▸ Aim of the exercise:
The answer must consist of every line from the data that holds the string "Default".

BEGIN Supplied data

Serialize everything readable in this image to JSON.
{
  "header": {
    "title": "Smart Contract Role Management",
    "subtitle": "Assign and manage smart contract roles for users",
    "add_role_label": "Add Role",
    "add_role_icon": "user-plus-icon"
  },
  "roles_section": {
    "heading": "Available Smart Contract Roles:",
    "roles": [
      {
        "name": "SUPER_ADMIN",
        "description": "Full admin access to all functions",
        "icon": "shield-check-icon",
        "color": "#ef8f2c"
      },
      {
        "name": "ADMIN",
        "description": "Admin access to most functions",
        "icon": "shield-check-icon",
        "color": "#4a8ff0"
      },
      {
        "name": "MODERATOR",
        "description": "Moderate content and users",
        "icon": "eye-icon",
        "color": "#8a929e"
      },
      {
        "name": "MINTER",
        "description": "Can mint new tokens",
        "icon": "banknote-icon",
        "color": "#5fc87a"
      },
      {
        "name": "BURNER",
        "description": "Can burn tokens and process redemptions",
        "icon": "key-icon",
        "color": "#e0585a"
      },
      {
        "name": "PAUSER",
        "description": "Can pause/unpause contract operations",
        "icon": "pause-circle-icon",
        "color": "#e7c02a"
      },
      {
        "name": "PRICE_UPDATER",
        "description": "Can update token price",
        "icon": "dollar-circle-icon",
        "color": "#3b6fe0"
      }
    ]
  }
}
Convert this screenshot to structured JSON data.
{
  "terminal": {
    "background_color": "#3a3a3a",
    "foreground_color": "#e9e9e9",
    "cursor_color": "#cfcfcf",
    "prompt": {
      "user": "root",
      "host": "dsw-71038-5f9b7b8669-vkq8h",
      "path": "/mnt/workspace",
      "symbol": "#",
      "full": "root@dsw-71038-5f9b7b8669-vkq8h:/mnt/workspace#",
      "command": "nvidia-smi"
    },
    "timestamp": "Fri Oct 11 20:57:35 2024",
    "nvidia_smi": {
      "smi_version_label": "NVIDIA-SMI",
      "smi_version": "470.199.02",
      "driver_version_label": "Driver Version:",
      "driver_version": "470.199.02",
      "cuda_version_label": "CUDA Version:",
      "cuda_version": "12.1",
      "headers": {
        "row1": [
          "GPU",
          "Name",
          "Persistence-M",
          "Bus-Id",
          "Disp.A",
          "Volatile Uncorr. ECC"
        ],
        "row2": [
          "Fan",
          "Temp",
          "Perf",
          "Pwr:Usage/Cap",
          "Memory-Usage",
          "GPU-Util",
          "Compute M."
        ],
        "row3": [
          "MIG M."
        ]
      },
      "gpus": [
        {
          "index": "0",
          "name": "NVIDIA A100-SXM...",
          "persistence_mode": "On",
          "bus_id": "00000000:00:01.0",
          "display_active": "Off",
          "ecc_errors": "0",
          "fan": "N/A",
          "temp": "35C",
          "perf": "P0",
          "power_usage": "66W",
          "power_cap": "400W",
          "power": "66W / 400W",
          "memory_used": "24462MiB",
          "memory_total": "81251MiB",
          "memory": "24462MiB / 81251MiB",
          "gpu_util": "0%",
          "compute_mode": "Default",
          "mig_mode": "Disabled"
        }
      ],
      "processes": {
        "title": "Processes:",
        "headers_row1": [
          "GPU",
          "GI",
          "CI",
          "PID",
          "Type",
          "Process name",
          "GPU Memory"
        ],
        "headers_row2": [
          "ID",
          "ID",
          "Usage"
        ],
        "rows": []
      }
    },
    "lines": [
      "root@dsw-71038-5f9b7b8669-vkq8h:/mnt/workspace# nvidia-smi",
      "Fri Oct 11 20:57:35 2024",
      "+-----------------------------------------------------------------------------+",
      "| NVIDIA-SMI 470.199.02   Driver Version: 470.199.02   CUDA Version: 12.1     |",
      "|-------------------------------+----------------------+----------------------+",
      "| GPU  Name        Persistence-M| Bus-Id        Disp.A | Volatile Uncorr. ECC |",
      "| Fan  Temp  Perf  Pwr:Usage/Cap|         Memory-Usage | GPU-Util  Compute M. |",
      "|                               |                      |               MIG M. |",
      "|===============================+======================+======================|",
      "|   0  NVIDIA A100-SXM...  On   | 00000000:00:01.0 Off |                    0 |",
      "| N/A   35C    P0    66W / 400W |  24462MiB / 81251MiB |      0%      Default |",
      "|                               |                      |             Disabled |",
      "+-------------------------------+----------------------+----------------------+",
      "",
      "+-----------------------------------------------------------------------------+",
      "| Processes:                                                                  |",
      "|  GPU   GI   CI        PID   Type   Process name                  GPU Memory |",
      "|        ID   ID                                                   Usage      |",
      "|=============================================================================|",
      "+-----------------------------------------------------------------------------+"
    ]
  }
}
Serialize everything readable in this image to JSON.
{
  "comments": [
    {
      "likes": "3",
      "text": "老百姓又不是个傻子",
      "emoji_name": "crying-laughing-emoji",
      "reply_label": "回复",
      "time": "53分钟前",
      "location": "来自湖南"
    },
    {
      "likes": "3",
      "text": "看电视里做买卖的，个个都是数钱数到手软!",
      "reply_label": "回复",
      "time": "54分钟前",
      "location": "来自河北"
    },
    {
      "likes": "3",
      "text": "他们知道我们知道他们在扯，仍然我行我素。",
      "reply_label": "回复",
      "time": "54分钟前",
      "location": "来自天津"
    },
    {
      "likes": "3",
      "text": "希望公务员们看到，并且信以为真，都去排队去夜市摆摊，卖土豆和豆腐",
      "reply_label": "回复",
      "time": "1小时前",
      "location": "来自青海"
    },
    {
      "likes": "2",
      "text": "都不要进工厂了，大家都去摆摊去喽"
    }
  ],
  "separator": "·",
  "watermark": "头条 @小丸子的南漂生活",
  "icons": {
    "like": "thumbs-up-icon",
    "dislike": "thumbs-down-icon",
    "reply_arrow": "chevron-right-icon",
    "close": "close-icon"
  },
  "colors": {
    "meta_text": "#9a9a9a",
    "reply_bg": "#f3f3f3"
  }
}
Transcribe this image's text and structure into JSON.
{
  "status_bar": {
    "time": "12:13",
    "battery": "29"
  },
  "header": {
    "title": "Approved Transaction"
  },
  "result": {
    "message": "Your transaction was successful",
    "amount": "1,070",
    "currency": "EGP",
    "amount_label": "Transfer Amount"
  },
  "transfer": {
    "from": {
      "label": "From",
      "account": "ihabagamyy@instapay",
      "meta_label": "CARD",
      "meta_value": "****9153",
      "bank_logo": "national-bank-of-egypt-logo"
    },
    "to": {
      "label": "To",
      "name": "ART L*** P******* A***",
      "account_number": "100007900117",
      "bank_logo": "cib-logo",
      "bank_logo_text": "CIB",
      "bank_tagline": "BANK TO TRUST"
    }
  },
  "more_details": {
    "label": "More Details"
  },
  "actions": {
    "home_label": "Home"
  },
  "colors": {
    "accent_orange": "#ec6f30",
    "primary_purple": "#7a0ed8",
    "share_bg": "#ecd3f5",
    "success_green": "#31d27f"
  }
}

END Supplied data

▸ Reply to the exercise:
          "compute_mode": "Default",
      "| N/A   35C    P0    66W / 400W |  24462MiB / 81251MiB |      0%      Default |",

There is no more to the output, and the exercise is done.